Self control: doing the right thing

word of month character

When we apologize quickly and sincerely we can fix many of the mistakes we make due to the lack of self control.  But there is another way that ‘doing the right thing’ comes into play when we talk about self control.  That is by thinking for ourselves even when our friends want us to do something that we don’t think is right.  All of us are going to find ourselves in a position when someone; schoolmate, friend, workmate, boss, is going to ask us to do something that does not feel right to us and then the question is, “Will we use our thinking ability and self control to not give in to peer pressure and do something that we will regret later?” 

The same S.T.E.P. is required for this situation also.  First we need to Stop and not say or do the first thing that comes into our head.  Then we need to THINK about the possible solutions to the situation.  Then we need to EVALUATE all of the possible solutions.  (Is it the right thing to do, will it work, is it safe, is it fair?)  Then we need to PROCEED. 

No matter whether we are an adult or a teen when we proceed in a situation that calls for us to stand up to peer pressure we first must Stand Tall, Look them in the eyes, say NO like we mean it, and why you won’t do it.  Being assertive is the key to success in our quest to demonstrate self control.  This is not being mean, angry or vindictive.  We simply are following our plan to stay in control of our lives – not allowing others to persuade us to do something that we do not believe is the right thing to do. 

We teach this to our children by demonstrating on small scale these attributes.  When we spill something or break something we fix it.  If we hurt someones feelings, we fix it.  When we are asked to be a part of a gossipy conversation we take a stand.  Our expectations for ourselves and our children will be demonstrated on a daily basis so that they see self control in action.  Even in our diet;  what we eat and drink, how much we eat and drink, how and when we exercise, our sleeping habits all are a demonstration of our self control.  Helping our children to see how we do this and the example of others that we can show them is key to them growing up with this quality.

Courage: standing for what it is right

word of month character

One of the hardest times to demonstrate courage is when we need to stand up for what is right or to do the right things when others are choosing to act in a manner that is not fair or not safe.  No matter our age we are all subjected to peer pressure.  Both adults and kids get in situations when there are injustices taking place, either by word or action, and we are confronted with the question if we are going to speak up to friends or leaders in our community.
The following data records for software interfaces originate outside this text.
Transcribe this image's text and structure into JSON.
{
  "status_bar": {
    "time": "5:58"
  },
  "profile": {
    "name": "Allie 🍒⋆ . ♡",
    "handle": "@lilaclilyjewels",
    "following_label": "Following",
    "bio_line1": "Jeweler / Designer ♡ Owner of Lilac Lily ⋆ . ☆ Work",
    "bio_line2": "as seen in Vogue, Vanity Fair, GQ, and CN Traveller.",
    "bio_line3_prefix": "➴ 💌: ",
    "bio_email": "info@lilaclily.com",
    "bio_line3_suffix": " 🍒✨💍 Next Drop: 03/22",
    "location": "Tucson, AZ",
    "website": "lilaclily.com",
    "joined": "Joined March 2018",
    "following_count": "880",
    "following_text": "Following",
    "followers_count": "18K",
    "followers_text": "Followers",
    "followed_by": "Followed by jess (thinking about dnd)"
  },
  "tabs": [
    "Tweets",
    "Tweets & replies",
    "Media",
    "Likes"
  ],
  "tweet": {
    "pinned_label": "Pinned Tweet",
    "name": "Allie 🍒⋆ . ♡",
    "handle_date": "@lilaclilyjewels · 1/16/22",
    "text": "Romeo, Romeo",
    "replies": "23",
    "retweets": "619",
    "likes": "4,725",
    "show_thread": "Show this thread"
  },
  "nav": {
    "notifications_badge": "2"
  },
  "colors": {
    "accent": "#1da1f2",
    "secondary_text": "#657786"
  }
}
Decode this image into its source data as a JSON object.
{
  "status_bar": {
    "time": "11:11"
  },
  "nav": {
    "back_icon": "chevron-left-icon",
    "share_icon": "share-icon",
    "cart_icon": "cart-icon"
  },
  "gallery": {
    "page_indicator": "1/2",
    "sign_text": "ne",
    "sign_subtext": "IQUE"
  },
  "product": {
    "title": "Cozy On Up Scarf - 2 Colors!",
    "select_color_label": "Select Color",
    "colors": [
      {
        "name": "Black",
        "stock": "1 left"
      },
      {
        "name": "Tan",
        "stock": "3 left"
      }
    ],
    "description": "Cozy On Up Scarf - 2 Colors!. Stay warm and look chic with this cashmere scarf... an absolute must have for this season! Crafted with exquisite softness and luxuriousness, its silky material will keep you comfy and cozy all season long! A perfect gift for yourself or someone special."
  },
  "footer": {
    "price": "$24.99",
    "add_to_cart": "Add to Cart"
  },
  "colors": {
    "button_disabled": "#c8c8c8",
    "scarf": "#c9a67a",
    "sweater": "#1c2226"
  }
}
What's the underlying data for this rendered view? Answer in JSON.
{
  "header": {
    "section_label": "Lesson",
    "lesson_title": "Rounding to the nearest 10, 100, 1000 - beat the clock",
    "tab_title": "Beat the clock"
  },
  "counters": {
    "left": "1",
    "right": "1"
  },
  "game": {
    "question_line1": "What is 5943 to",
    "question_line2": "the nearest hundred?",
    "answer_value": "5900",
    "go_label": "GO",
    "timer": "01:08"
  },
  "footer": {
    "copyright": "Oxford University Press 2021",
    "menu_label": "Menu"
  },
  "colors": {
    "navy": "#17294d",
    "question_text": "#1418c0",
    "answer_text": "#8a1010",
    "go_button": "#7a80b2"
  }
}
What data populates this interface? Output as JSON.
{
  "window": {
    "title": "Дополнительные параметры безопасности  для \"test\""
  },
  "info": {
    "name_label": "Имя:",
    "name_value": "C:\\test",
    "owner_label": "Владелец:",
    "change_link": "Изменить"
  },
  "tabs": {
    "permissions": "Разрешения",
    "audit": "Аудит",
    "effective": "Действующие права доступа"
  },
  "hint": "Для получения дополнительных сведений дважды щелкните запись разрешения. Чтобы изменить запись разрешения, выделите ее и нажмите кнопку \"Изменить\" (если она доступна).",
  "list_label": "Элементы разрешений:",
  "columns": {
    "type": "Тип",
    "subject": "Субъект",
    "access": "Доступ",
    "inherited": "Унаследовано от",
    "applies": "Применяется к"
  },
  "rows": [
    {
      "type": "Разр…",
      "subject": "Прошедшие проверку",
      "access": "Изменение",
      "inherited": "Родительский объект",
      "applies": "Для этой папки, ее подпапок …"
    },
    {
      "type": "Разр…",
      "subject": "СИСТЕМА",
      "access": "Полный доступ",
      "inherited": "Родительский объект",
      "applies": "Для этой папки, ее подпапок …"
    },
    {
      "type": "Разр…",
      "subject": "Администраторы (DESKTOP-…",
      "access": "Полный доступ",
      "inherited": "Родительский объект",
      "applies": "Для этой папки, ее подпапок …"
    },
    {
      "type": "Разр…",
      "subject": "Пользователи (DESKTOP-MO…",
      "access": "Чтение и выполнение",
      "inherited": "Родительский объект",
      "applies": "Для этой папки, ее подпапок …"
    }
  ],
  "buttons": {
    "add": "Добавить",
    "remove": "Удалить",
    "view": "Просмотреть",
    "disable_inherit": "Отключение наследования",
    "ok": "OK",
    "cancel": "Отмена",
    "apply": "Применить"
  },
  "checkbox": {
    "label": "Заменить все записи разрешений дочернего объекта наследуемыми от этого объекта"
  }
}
This is very hard.  Ralph W. Sockman once said; “The test of courage comes when we are in the minority. The test of tolerance comes when we are in the majority.”   It takes courage to speak up, but that is what leaders do.  Leaders lead the way and do what’s right even when it is hard to do.  They do what is right because it is the right thing to do, and not based on what others will think or do. 

How we develop the ability to do this is by making decisions based on internal values and not external values or influences.  It is not that we do not care what others think, we must have empathy for the feelings of others, but we have core values and a conscious that helps direct us into doing the right thing no matter the opinion or influences of others.  I have not spent anytime on the subject of teaching our children how to think for themselves, but I will put that on my list of things to write about,  but in very simple terms as  parents we must first and most importantly demonstrate that for our children.  If they see that we are influenced by what our peers have, say and do – they will act and react in the same manner, even in things that we thought that we taught them better in. 

How do we know though if an issue is to big for us to handle by ourselves?  If we are a child and we see something taking place that we know is not correct, good, safe, and fair to someone else and we do not know what to say or do – it is time to ask for the assistance of an adult.  If we are an adult and we do not know how to handle a situation or if it bigger than we are prepared for, it is OK to ask for help and advice.  That is what leaders do.  Great leaders always know when to ask for help.

Asking for help if we are not able to right a wrong is so much better than seeing an injustice and ignoring it, choosing not to be involved.  Being involved is what citizenship in our community is all about.